## WORK ITEM
Which lines of the entries below hold the word "false"? Report each of them.

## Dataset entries
========================================
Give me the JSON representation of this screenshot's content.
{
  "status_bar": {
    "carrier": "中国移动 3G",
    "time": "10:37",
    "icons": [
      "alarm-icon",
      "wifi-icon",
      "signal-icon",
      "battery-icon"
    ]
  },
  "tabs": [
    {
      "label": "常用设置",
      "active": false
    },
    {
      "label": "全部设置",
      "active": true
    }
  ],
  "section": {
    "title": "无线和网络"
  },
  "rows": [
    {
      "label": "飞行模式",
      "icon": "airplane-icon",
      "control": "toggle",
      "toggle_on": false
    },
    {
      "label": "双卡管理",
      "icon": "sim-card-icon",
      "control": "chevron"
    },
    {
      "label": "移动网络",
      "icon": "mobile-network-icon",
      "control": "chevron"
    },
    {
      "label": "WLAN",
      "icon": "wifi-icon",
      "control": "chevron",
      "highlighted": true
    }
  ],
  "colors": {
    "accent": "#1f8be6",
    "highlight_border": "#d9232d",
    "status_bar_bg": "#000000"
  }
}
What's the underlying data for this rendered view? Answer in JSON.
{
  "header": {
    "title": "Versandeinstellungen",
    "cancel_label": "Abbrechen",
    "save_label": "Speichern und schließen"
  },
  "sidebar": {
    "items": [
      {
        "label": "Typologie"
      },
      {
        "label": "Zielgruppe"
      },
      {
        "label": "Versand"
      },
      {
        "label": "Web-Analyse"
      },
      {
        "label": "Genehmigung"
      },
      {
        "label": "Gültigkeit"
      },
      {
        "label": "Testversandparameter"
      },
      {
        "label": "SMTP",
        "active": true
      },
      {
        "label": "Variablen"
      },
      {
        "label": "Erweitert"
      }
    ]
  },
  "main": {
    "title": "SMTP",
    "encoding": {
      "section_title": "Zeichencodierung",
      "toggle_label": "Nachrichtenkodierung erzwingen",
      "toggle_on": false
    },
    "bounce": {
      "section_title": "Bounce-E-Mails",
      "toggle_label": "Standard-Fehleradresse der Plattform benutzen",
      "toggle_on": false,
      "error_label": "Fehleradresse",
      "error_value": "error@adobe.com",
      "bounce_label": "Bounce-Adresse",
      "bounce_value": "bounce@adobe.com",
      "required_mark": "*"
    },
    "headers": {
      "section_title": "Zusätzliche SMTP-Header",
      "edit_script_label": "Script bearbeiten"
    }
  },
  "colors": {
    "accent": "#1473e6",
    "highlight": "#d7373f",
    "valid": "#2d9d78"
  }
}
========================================
## RESULT FOR THIS EXERCISE
      "active": false
      "toggle_on": false
      "toggle_on": false
      "toggle_on": false,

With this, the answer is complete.